ACTION ITEM:
The word "icon" marks the lines to keep; find each one in the data and copy it.

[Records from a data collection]
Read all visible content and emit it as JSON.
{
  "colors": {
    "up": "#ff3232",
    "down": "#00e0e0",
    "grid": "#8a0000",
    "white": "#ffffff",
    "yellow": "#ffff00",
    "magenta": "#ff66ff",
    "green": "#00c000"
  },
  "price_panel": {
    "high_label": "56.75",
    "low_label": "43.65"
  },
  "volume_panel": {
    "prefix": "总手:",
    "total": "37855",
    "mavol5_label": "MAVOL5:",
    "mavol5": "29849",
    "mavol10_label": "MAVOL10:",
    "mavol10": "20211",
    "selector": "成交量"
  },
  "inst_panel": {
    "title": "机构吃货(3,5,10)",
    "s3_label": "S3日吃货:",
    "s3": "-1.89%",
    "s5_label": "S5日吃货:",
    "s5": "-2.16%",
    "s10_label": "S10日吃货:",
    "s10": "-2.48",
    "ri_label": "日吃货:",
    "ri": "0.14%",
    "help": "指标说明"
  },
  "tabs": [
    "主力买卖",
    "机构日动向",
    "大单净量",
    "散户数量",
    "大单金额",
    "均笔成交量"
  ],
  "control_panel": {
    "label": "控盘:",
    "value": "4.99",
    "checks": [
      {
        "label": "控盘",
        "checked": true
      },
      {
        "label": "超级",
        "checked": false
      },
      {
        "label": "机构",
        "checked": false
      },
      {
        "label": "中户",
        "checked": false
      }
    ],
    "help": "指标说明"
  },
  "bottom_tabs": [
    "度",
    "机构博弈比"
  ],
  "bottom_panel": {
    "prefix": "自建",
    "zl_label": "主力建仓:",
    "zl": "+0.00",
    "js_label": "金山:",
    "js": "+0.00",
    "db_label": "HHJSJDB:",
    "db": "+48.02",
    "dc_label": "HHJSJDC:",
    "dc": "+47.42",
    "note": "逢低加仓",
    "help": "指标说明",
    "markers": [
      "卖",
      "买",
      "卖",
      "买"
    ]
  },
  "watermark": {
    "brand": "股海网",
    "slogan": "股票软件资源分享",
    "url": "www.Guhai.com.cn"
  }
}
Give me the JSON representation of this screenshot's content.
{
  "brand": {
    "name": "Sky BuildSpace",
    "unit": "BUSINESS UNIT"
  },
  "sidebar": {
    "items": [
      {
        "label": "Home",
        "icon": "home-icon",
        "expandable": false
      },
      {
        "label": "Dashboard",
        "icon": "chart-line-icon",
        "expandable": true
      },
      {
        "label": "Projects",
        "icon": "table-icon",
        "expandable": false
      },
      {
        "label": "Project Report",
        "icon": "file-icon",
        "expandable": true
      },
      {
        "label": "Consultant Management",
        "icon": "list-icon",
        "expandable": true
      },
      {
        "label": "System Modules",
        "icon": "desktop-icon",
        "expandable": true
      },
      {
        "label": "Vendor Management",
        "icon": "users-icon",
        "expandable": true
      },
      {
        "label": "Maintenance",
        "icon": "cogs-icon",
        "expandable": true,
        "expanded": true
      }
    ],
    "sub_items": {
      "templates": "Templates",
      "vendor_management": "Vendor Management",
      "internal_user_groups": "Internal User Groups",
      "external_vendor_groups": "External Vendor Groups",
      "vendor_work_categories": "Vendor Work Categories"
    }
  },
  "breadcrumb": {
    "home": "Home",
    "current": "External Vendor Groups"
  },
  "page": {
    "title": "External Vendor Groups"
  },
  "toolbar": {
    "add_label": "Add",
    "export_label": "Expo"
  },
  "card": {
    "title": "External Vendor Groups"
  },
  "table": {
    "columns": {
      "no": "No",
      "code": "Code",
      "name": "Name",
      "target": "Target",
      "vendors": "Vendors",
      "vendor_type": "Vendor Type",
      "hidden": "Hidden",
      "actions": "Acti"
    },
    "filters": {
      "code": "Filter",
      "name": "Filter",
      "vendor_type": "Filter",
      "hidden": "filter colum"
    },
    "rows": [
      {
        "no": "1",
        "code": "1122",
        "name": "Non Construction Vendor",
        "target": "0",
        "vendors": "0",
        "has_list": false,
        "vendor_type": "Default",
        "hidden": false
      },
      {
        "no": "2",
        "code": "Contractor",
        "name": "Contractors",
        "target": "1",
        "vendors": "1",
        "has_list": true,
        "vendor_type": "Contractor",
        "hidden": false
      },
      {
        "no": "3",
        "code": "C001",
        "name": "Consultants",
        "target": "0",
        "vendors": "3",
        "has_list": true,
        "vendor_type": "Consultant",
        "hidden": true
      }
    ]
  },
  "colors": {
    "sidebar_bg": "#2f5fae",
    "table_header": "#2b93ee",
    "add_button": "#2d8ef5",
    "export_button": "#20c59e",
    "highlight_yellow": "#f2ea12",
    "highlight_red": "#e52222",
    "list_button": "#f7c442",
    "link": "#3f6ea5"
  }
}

TASK RESULT:
        "icon": "home-icon",
        "icon": "chart-line-icon",
        "icon": "table-icon",
        "icon": "file-icon",
        "icon": "list-icon",
        "icon": "desktop-icon",
        "icon": "users-icon",
        "icon": "cogs-icon",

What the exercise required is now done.